▸ **PROBLEM TO WORK ON**:
All of the data is to be copied without a single change.

▸ **RECORD EXTRACTS**:

:::::

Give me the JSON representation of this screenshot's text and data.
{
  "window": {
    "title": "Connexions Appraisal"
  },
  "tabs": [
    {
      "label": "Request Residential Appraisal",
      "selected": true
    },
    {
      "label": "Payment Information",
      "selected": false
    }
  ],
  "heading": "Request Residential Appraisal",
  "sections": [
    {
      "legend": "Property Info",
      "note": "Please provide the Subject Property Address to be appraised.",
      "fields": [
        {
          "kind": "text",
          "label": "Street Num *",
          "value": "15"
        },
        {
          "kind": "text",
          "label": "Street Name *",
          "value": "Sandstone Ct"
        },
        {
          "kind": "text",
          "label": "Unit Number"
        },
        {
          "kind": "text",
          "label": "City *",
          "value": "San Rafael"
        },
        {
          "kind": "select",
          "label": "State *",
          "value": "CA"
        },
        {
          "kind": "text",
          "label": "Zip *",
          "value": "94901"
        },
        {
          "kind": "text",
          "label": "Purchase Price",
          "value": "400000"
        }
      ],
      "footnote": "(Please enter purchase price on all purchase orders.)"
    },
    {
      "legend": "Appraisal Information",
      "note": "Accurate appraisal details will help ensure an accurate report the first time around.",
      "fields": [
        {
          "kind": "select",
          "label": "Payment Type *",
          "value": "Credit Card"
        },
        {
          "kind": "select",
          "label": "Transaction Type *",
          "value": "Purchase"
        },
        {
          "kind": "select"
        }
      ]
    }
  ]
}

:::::

▸ **RESPONSE**:
Give me the JSON representation of this screenshot's text and data.
{
  "window": {
    "title": "Connexions Appraisal"
  },
  "tabs": [
    {
      "label": "Request Residential Appraisal",
      "selected": true
    },
    {
      "label": "Payment Information",
      "selected": false
    }
  ],
  "heading": "Request Residential Appraisal",
  "sections": [
    {
      "legend": "Property Info",
      "note": "Please provide the Subject Property Address to be appraised.",
      "fields": [
        {
          "kind": "text",
          "label": "Street Num *",
          "value": "15"
        },
        {
          "kind": "text",
          "label": "Street Name *",
          "value": "Sandstone Ct"
        },
        {
          "kind": "text",
          "label": "Unit Number"
        },
        {
          "kind": "text",
          "label": "City *",
          "value": "San Rafael"
        },
        {
          "kind": "select",
          "label": "State *",
          "value": "CA"
        },
        {
          "kind": "text",
          "label": "Zip *",
          "value": "94901"
        },
        {
          "kind": "text",
          "label": "Purchase Price",
          "value": "400000"
        }
      ],
      "footnote": "(Please enter purchase price on all purchase orders.)"
    },
    {
      "legend": "Appraisal Information",
      "note": "Accurate appraisal details will help ensure an accurate report the first time around.",
      "fields": [
        {
          "kind": "select",
          "label": "Payment Type *",
          "value": "Credit Card"
        },
        {
          "kind": "select",
          "label": "Transaction Type *",
          "value": "Purchase"
        },
        {
          "kind": "select"
        }
      ]
    }
  ]
}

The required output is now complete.